* TASK ITEM
Every entry in the data that follows should come back exactly, pictures aside.

- - - - -

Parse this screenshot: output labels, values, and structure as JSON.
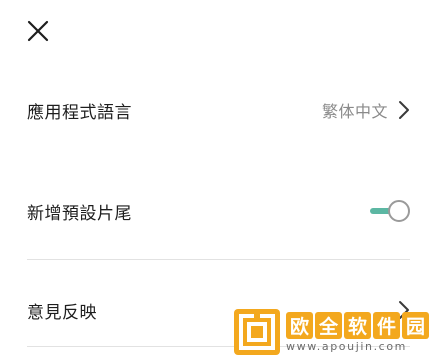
{
  "header": {
    "close_icon": "close-icon"
  },
  "settings": {
    "language": {
      "label": "應用程式語言",
      "value": "繁体中文",
      "icon": "chevron-right-icon"
    },
    "default_ending": {
      "label": "新增預設片尾",
      "enabled": true,
      "accent_color": "#5cb7a3"
    },
    "feedback": {
      "label": "意見反映",
      "icon": "chevron-right-icon"
    }
  },
  "watermark": {
    "chars": [
      "欧",
      "全",
      "软",
      "件",
      "园"
    ],
    "url": "www.apoujin.com",
    "color": "#f3a81e"
  }
}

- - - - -

* ANSWER TO THIS PROBLEM
Parse this screenshot: output labels, values, and structure as JSON.
{
  "header": {
    "close_icon": "close-icon"
  },
  "settings": {
    "language": {
      "label": "應用程式語言",
      "value": "繁体中文",
      "icon": "chevron-right-icon"
    },
    "default_ending": {
      "label": "新增預設片尾",
      "enabled": true,
      "accent_color": "#5cb7a3"
    },
    "feedback": {
      "label": "意見反映",
      "icon": "chevron-right-icon"
    }
  },
  "watermark": {
    "chars": [
      "欧",
      "全",
      "软",
      "件",
      "园"
    ],
    "url": "www.apoujin.com",
    "color": "#f3a81e"
  }
}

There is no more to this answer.